The great sage, Rabbi Yochanan ben Zakai, underscores the notion that we were created with a specific mission and mandate:

רבי יוחנן קבל מהלל ושמאי הוא היה אומר אם למדת תורה הרבה,אל תחזיק טובה לעצמך, כי לכך נוצרת

R. Yochanan b. Zakkai received the tradition from Hillel and Shammai. He was wont to say, if you have studied Torah a great deal, do not congratulate yourself, for it is toward this purpose you have been created (Avot 2:9).’

In a drasha, later published as an essay, Rabbi Yosef Soloveitchik expands upon this last phrase, for this purpose you were created, and formulates what he calls: “The Doctrine of Assignment.”     He articulates the idea that every human being was created and sent to this world as an agent, or messenger of G-d, to bring G-d’s presence into every arena of life.

This dogma has several important corollaries.  If forces us to ask ourselves: why were we brought into the world at this juncture in human history, with this family and these friends, with the state of Israel and a reunified Yerushalayim? More important than answering this question, Rabbi Soloveitchik contends, is asking it in the first place. The thrill or excitement of living life according to the ‘Doctrine of Assignment’ is that we never figure out, at least not with certainty, what our specific mission actually is. No one tells us. We might have moments, such as during the study of Torah as R. Yochanan dictates, in which we feel like our purpose is being fulfilled but the mission remains somewhat ambiguous and open-ended.

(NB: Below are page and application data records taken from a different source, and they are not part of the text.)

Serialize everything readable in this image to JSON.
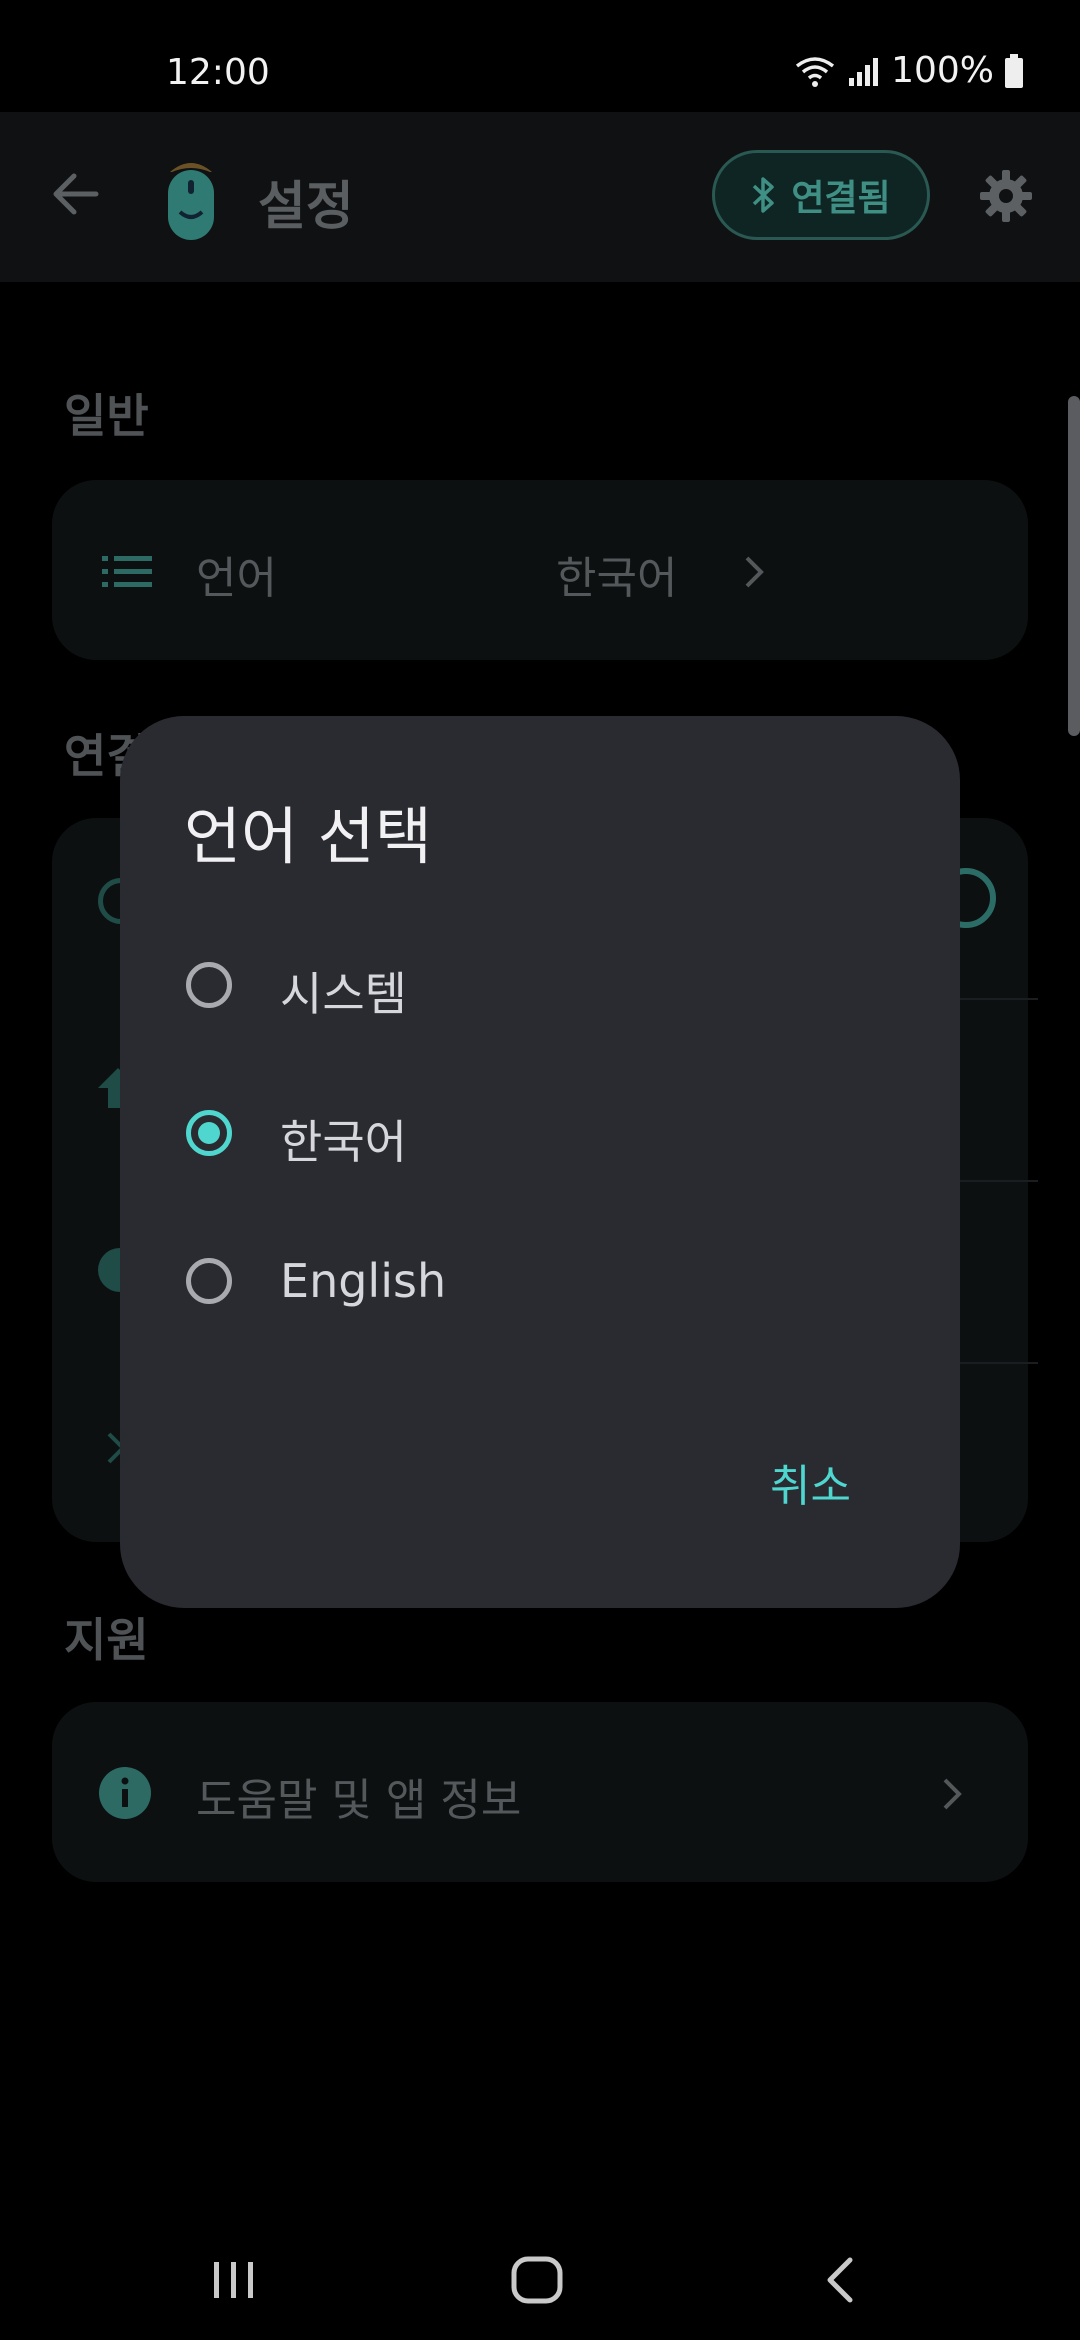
{
  "status_bar": {
    "time": "12:00",
    "battery": "100%"
  },
  "app_bar": {
    "title": "설정",
    "connection_label": "연결됨"
  },
  "sections": {
    "general": {
      "header": "일반",
      "language_label": "언어",
      "language_value": "한국어"
    },
    "connection": {
      "header": "연결"
    },
    "support": {
      "header": "지원",
      "help_label": "도움말 및 앱 정보"
    }
  },
  "dialog": {
    "title": "언어 선택",
    "options": [
      {
        "label": "시스템",
        "selected": false
      },
      {
        "label": "한국어",
        "selected": true
      },
      {
        "label": "English",
        "selected": false
      }
    ],
    "cancel_label": "취소"
  },
  "colors": {
    "accent": "#4fd6cf",
    "dialog_bg": "#2a2a31",
    "screen_bg": "#000000"
  }
}
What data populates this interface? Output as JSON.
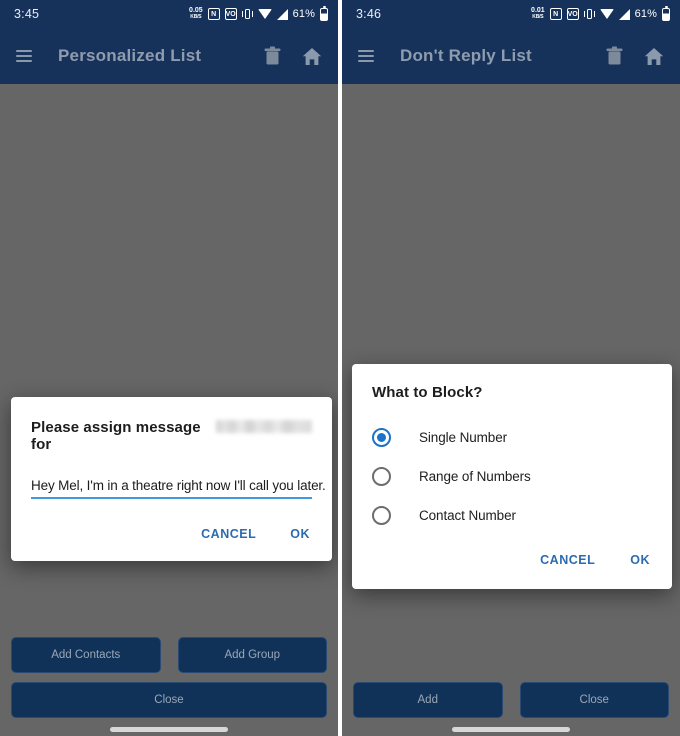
{
  "screens": [
    {
      "status": {
        "time": "3:45",
        "net_speed": "0.05",
        "net_speed_unit": "KB/S",
        "nfc_icon": "nfc-icon",
        "volte_icon": "volte-icon",
        "vibrate_icon": "vibrate-icon",
        "wifi_icon": "wifi-icon",
        "signal_icon": "signal-icon",
        "battery_percent": "61%",
        "battery_icon": "battery-icon"
      },
      "appbar": {
        "menu_icon": "hamburger-menu-icon",
        "title": "Personalized List",
        "delete_icon": "trash-icon",
        "home_icon": "home-icon"
      },
      "dialog": {
        "type": "input",
        "title": "Please assign message for",
        "subject_redacted": true,
        "input_value": "Hey Mel, I'm in a theatre right now I'll call you later.",
        "cancel_label": "CANCEL",
        "ok_label": "OK"
      },
      "bottom_buttons": {
        "row1": [
          "Add Contacts",
          "Add Group"
        ],
        "row2": [
          "Close"
        ]
      }
    },
    {
      "status": {
        "time": "3:46",
        "net_speed": "0.01",
        "net_speed_unit": "KB/S",
        "nfc_icon": "nfc-icon",
        "volte_icon": "volte-icon",
        "vibrate_icon": "vibrate-icon",
        "wifi_icon": "wifi-icon",
        "signal_icon": "signal-icon",
        "battery_percent": "61%",
        "battery_icon": "battery-icon"
      },
      "appbar": {
        "menu_icon": "hamburger-menu-icon",
        "title": "Don't Reply List",
        "delete_icon": "trash-icon",
        "home_icon": "home-icon"
      },
      "dialog": {
        "type": "radio",
        "title": "What to Block?",
        "options": [
          {
            "label": "Single Number",
            "selected": true
          },
          {
            "label": "Range of Numbers",
            "selected": false
          },
          {
            "label": "Contact Number",
            "selected": false
          }
        ],
        "cancel_label": "CANCEL",
        "ok_label": "OK"
      },
      "bottom_buttons": {
        "row1": [
          "Add",
          "Close"
        ]
      }
    }
  ],
  "colors": {
    "appbar": "#17325a",
    "scrim": "#666666",
    "button": "#113258",
    "accent_blue": "#2c6bb0",
    "radio_blue": "#1a73c8",
    "field_underline": "#3d9ae0"
  }
}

The assumption of contemporary American culture, that personal autonomy reigns supreme, creates many challenges in accepting the belief that we were born into a particular people with specific roles and responsibilities. This struggle, however, is not new or fully the result of our modern ethos. It has much to do with human nature and the resistance against being told what to do.

The instruction from Hashem to Moshe in the first pasuk of Emor calls attention to the same concern:

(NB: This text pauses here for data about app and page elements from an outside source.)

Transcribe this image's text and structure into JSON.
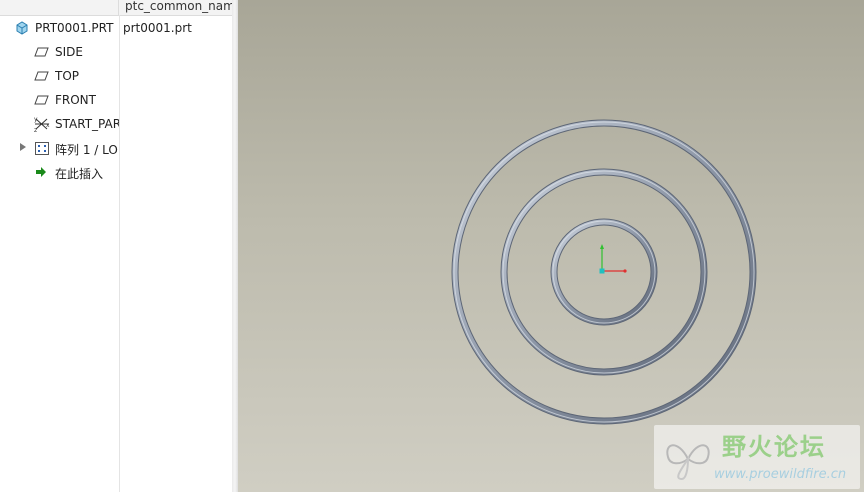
{
  "model_tree": {
    "column_header": "ptc_common_nam",
    "rows": [
      {
        "label": "PRT0001.PRT",
        "param": "prt0001.prt",
        "icon": "part-icon"
      },
      {
        "label": "SIDE",
        "icon": "datum-plane-icon"
      },
      {
        "label": "TOP",
        "icon": "datum-plane-icon"
      },
      {
        "label": "FRONT",
        "icon": "datum-plane-icon"
      },
      {
        "label": "START_PAR",
        "icon": "coordinate-system-icon"
      },
      {
        "label": "阵列 1 / LO",
        "icon": "pattern-icon",
        "expandable": true
      },
      {
        "label": "在此插入",
        "icon": "insert-here-arrow-icon"
      }
    ]
  },
  "coordinate_system_axes": {
    "x_color": "#e03030",
    "y_color": "#30c030",
    "origin_color": "#20c0c0"
  },
  "graphics": {
    "background_top": "#a8a697",
    "background_bottom": "#d0cec3",
    "ring_color": "#8a94a3"
  },
  "watermark": {
    "title": "野火论坛",
    "url": "www.proewildfire.cn"
  }
}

וַיֹּאמֶר יְקֹוָק אֶל מֹשֶׁה אֱמֹר אֶל הַכֹּהֲנִים בְּנֵי אַהֲרֹן וְאָמַרְתָּ אֲלֵהֶם לְנֶפֶשׁ לֹא יִטַּמָּא בְּעַמָּיו

G-d said to Moshe: ‘say to the kohanim, the sons of Aharon, and you shall say to them that they should not become impure [by touching the dead bodies of regular members] among the Jewish nation (21:1).

Moshe is hereby called upon to instruct the kohanim regarding a series of rules that apply uniquely to them. Other Jews do not have the same personal limitations with regard to whom they can help bury and whom they can marry.  Several commentators wonder about the doubling of language in the first pasuk: emor and amarti.

The Ramban suggests that the repetition is for the purpose of emphasis, namely that Moshe ought to be strong in communicating clear and firm boundaries to the kohanim. Perhaps he would use a tone of voice that would help instill the seriousness of these laws and thereby increase the likelihood that the kohanim would accept these unique responsibilities.

Alternatively, Rashi posits that this communication needed to be made over and over again because it was being done from adults to children, from Moshe to the sons of Aharon. Educating little people is hard, especially when it comes to limiting perceived freedoms. It often requires delivering a message repeatedly and even then it is hard for it to be absorbed.

In order to better own our religious Zionist identity, I suggest that we take the lead from both of these commentaries, and communicate the ‘Doctrine of Assignment” with more seriousness and repetition. Amplifying this idea and its consequences will, I believe, help us and our children carry the mission and fulfill the mandate that we were bestowed as a ‘priestly nation.’